■ **Task item**
Could you copy every line of the data that contains "signals"?

■ **Records**
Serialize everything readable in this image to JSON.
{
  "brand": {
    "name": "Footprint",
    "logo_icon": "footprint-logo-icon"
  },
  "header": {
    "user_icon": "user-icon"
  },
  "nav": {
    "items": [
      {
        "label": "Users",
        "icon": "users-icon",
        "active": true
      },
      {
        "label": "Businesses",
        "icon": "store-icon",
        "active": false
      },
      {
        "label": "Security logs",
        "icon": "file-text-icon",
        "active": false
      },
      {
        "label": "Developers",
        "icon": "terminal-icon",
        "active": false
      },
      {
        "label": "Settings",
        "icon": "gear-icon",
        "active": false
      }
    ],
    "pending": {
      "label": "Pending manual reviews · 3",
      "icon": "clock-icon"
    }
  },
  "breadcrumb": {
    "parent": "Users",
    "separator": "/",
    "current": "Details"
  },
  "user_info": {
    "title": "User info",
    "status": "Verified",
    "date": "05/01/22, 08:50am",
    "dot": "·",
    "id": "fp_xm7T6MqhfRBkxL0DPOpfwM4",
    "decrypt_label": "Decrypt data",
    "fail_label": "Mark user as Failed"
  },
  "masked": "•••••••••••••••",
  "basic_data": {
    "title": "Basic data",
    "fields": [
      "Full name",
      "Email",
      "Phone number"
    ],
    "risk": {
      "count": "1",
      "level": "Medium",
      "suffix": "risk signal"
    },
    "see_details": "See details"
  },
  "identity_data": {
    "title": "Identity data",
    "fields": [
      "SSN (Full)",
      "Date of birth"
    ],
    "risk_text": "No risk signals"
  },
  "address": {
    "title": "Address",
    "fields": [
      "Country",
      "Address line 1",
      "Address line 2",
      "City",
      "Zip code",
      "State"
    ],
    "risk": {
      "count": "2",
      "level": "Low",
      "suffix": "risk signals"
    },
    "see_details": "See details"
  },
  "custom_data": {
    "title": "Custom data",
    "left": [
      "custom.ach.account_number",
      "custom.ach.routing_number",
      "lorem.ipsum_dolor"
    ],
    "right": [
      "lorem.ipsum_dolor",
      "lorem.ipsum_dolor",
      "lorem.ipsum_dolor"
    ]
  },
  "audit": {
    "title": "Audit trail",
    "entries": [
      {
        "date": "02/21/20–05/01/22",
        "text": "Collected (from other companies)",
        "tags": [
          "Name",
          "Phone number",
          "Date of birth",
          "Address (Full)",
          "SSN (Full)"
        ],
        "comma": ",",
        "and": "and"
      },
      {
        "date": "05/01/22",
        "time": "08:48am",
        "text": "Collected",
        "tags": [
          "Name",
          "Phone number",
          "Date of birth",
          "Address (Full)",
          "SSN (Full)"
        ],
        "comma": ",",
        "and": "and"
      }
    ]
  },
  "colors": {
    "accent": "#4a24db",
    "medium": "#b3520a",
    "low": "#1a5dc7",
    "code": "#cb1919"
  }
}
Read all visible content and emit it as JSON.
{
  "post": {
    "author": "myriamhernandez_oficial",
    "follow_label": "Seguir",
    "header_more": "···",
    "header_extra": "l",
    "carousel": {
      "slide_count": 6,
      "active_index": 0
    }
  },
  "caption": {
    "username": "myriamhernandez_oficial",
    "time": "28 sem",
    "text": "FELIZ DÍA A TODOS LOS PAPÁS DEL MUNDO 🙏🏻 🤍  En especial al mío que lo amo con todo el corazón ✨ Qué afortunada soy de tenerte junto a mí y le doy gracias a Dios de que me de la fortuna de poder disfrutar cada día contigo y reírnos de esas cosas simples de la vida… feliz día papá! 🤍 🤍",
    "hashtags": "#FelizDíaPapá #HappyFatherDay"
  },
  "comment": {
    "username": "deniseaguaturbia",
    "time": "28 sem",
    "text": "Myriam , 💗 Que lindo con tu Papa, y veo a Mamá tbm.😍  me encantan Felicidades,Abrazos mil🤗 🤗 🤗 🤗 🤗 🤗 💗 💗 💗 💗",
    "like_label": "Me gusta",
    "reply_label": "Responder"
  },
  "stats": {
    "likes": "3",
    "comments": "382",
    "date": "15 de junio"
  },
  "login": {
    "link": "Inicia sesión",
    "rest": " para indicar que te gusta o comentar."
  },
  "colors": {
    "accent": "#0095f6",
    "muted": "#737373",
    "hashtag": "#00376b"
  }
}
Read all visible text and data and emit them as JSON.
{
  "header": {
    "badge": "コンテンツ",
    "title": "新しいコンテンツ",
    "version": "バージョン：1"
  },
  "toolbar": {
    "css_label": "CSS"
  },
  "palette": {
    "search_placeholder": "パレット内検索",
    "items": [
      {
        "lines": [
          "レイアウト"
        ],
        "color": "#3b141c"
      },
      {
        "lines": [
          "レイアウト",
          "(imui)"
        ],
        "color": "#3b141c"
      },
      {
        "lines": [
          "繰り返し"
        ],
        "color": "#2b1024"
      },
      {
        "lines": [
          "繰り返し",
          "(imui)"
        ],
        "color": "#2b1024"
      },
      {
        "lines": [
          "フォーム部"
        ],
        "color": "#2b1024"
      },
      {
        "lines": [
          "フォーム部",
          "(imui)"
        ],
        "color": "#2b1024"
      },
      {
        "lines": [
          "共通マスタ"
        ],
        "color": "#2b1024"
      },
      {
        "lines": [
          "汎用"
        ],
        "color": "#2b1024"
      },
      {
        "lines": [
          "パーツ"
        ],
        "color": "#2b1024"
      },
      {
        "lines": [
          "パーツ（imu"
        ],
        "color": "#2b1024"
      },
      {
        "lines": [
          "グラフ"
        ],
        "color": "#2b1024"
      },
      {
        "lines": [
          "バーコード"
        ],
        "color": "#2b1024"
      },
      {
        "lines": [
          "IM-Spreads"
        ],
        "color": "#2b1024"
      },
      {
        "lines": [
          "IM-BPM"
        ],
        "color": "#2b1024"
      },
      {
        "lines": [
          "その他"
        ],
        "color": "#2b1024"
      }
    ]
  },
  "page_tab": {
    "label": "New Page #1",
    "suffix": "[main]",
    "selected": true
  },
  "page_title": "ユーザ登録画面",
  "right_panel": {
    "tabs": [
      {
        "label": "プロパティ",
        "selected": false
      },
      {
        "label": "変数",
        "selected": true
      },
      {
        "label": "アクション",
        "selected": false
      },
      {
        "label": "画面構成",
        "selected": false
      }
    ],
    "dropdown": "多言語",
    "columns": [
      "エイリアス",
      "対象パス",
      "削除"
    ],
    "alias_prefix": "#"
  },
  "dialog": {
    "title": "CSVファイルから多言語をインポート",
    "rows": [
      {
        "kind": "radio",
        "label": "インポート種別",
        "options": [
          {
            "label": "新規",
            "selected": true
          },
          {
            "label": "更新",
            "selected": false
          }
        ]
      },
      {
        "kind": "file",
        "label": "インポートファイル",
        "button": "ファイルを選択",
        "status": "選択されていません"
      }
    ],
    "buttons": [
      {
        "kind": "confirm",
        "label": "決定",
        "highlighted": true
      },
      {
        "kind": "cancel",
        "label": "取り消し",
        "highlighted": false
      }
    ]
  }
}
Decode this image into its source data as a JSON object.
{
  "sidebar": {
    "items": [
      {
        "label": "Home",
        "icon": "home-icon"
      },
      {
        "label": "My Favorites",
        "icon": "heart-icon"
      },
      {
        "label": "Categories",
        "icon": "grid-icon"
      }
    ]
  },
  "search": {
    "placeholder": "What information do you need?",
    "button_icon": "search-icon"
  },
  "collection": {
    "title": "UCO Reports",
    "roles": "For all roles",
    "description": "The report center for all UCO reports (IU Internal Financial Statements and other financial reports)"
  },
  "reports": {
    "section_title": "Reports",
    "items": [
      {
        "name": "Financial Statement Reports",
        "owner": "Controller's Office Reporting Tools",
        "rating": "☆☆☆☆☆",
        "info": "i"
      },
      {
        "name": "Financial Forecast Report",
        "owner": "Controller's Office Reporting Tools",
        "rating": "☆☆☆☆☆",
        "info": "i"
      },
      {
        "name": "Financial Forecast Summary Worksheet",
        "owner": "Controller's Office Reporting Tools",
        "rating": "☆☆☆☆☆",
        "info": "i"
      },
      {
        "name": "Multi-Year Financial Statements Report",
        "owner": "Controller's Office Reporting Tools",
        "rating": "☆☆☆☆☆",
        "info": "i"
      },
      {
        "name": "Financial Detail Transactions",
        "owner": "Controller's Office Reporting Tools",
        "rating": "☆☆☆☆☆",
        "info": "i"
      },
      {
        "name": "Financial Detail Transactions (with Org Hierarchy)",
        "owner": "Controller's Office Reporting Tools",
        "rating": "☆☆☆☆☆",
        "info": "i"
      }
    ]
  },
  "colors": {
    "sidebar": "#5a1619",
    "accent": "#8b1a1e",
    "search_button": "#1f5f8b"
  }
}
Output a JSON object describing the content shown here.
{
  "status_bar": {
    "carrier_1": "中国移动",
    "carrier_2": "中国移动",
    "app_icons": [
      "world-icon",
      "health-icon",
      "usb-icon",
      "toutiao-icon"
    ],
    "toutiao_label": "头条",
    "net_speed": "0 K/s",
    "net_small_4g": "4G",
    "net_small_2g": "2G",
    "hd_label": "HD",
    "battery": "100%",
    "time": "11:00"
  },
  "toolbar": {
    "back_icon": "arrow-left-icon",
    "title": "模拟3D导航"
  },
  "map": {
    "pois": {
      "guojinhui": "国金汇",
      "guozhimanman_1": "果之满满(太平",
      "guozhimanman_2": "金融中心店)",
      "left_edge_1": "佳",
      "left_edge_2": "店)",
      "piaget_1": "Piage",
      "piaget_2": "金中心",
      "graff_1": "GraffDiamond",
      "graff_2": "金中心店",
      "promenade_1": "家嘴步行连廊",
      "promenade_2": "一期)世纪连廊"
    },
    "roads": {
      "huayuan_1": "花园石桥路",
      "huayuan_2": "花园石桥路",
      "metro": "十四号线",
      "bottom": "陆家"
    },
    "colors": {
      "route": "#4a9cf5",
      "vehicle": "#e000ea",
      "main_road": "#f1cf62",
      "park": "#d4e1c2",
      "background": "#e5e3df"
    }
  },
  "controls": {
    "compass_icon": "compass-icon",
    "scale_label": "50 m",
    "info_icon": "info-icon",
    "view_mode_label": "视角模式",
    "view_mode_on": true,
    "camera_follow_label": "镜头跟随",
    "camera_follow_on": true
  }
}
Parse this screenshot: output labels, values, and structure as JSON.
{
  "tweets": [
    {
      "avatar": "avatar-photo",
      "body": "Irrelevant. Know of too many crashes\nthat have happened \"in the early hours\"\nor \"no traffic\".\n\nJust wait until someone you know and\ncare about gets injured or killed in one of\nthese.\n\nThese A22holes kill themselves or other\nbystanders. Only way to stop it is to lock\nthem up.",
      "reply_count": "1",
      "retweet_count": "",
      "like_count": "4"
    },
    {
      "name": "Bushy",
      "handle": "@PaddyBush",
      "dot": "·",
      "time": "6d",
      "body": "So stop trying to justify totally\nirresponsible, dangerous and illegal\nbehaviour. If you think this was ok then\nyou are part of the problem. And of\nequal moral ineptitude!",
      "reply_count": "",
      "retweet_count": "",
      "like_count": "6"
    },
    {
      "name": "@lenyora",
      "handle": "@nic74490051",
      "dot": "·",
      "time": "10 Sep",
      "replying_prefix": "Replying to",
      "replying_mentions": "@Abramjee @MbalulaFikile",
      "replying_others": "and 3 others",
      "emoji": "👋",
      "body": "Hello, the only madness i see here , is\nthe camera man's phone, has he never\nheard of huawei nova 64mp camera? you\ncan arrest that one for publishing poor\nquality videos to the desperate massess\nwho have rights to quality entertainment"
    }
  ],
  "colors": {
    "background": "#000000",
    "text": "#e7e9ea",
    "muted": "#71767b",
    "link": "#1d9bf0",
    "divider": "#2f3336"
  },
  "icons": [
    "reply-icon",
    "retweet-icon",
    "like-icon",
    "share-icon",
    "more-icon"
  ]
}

■ **Solution for this exercise**
    "risk_text": "No risk signals"
      "suffix": "risk signals"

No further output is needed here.